A year ago, the Yorktown Chess Club sponsorred the first known Youth Group. The membership has rapidly grown and there are now 86 active children between the ages of 7 and 12 who meet regularly once a week to receive instructions and to play regular tournament games. It was 12 youths of this unusual group that Bobby Fischer played, opening the door to chess to the youth of America.
Bobby Fischer, who played White, opened on 12 boards with 1. e4, followed by 2.Nf3, 3. Bc4.
The Yorktowners who were expecting Bobby to play the Queen's or King's Gambit, were caught by surprise and five of them made the error of replying with 1...e5, 2...Nc6 (which is good) and 3...Nf6 (instead of 3...Bc5).
That naturally gave Bobby five winning games as he promptly followed with 4. Ng5 and then 5. Nxf6. From that point on, however, the youngsters got real busy, setting up the strongest defense possible and fighting to the bitter end.
The other seven players put up good opening resistance to the middle game.
Bobby played a strong offensive game with his Pawns and basically used the technique praised by the famous Steiner. He received from the Manhattan Chess Club a watch with an inscription and a check from the Yorktown Chess Club.
Stuart Slepser of Yorktown received a chess book from the Manhattan C. C., inscribed by Hans Kmoch, Director and Secretary, for having put up the best defense.
The following is the official classification of the Yorktown Chess plaers, based on the best defense (with ages):
1. Stuart Siepser, Yorktown Heights Age 12
2. Peter Foley, Peekskill Age 12
3. Walter Nitz, Yorktown Heights Age 12
4. Billy David, Yorktown Heights Age 11
5. Henry Brooks, Yorktown Heights Age 9
6. Jimmy Rice, Peekskill Age 9
7. Marc Budwig, Shrub Oak Age 7
8. Leonard Bergstein, Yorktown Heights Age 10
9. Evanna Nelson, Yorktown Heights Age 12
10. Linda Villator, Yorktown Heights Age 7
11. Eric Mynttinen, Croton Lake Age 11
12. Michael Foley, Peekskill Age 10
Mr. Hyman Rotkin, President of the Yorktown C. C. and Mr. John Bischoff, Vice-President, complimented Bobby on his excellent technique and predicted that within a few years he will be competing with chess champions.
Mr. Hans Kmoch was joined by the president and other officers of the Manhattan C. C. in complimenting the Yorktown C. C. for its initiative in developing chess among the youth, and all expressed high hopes that other communities will follow this example.
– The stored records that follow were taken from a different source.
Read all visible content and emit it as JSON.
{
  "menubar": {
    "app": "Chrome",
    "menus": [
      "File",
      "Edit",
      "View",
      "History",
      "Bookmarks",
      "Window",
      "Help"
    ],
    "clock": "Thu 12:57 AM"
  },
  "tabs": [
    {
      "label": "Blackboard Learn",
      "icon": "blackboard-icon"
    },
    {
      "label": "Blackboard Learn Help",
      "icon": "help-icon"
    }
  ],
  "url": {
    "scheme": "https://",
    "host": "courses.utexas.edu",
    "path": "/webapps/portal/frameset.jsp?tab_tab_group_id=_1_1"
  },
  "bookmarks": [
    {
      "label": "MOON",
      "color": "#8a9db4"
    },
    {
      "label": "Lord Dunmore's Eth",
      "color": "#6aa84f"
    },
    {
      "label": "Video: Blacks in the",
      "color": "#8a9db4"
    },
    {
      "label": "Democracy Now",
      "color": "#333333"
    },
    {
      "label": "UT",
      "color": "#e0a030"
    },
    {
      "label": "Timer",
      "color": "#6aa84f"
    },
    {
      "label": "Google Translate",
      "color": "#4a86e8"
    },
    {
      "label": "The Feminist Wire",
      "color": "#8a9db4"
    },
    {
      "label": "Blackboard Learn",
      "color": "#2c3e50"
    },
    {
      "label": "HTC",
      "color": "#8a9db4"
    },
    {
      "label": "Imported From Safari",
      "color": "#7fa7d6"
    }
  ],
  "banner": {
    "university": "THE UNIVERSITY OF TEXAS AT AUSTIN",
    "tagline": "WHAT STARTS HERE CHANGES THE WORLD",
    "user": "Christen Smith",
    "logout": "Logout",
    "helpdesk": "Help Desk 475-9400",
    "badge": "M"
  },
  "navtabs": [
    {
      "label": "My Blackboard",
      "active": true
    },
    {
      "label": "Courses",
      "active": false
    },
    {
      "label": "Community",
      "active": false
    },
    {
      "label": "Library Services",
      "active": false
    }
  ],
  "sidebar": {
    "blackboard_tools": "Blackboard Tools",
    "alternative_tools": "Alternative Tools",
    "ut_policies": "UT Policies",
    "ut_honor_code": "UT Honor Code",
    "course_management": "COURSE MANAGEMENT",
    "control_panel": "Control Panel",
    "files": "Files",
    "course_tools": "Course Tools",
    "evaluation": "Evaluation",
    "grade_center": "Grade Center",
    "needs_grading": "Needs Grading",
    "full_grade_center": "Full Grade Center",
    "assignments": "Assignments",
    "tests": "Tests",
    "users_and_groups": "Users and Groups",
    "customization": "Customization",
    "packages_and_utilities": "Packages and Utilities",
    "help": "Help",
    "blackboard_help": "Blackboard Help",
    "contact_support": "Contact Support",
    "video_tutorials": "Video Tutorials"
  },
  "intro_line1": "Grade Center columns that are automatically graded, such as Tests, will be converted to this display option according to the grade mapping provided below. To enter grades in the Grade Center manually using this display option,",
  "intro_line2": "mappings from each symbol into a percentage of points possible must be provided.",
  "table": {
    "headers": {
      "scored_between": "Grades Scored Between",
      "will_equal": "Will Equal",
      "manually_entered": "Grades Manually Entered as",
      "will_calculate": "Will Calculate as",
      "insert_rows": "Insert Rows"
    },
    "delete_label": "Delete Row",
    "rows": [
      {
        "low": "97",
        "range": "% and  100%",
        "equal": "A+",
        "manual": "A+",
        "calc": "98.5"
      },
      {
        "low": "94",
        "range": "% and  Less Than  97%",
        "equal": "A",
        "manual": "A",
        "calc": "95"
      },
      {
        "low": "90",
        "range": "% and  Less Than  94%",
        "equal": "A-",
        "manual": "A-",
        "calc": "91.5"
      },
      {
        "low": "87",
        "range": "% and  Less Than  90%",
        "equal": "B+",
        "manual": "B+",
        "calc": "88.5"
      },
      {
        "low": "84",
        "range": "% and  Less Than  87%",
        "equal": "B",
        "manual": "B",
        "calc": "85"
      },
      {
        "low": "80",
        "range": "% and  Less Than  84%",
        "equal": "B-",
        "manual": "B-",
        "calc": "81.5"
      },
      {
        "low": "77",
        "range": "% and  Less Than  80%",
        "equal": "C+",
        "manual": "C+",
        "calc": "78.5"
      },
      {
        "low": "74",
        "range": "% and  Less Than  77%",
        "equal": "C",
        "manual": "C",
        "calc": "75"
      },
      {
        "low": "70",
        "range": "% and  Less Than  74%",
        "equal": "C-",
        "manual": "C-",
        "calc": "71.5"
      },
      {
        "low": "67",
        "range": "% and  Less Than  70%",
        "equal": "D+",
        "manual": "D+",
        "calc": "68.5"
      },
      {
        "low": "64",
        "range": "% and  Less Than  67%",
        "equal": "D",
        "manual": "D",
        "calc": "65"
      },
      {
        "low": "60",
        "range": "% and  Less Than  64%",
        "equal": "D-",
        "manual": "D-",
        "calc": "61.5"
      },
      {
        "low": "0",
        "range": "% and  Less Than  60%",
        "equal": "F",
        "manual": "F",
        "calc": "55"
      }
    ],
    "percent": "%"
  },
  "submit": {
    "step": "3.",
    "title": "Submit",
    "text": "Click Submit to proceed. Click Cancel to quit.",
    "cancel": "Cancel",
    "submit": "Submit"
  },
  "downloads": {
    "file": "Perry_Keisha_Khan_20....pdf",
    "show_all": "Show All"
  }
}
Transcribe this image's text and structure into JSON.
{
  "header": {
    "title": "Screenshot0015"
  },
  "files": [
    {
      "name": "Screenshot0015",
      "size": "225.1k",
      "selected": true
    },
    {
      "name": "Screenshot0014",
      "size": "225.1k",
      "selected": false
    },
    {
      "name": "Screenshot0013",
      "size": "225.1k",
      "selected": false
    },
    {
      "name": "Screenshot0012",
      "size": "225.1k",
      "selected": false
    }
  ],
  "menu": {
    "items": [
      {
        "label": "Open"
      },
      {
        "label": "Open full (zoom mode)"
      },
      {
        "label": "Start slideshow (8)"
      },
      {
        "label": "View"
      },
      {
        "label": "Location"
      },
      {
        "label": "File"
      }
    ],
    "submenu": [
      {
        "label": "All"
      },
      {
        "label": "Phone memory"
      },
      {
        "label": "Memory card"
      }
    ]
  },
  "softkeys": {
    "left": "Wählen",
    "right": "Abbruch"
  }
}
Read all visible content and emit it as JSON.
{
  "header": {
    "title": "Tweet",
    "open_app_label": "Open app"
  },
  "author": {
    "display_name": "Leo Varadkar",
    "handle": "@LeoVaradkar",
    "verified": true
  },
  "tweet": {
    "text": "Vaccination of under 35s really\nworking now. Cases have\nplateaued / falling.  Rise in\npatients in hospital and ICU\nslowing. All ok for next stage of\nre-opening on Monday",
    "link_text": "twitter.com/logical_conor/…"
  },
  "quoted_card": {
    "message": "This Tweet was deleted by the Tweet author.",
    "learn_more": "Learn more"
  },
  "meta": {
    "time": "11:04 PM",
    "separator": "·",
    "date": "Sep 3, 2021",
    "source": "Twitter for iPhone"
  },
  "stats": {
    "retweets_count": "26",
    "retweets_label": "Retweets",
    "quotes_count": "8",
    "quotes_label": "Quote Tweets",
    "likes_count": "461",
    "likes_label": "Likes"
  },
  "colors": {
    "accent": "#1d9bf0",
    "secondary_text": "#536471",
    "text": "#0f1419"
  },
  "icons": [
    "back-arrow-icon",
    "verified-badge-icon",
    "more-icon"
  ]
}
Mr. Joseph Brooks, Manager of the Youth Group admitted that the children had played an excellent defensive game as per instructions received, and Billy David was the surprise of the day. He was selected to represent the beginners of the seventh grade. He had received only a few hours of instruction and had played no more than 10 practice games. Billy had faithfully followed the instructions during the first 14 moves and was the only player, among 12, to have, at that point, a stronger game than Bobby Fischer. In fact, after the exhibition games were completed, Bobby looked up Billy David, replayed the first 14 moves and showed him the error made on the fifteenth.
The arrangements for this exhibition were made by Mr. Joseph Davis, Secretary of the Yorktown C. C. and special training and supervision was provided by two club chess members, Mrs. John Foley, MR. Henry Budwig, and the comely, Miss Shoshana David, Billy's 19 year-old sister.
(Chess Review editor:
Not told in the foregoing story is one of interest. Bobby Fischer is a Brooklyn product, lives not too far from the Brooklyn Dodgers' Ebbets Field. When Dr. Harold Sussman started to teach chess to his own son, he collected a group of youngsters for livelier interest in learnning competitively. Brightest light of the group was - you guessed it - Bobby Fischer!)
(see photo album for full-size photos)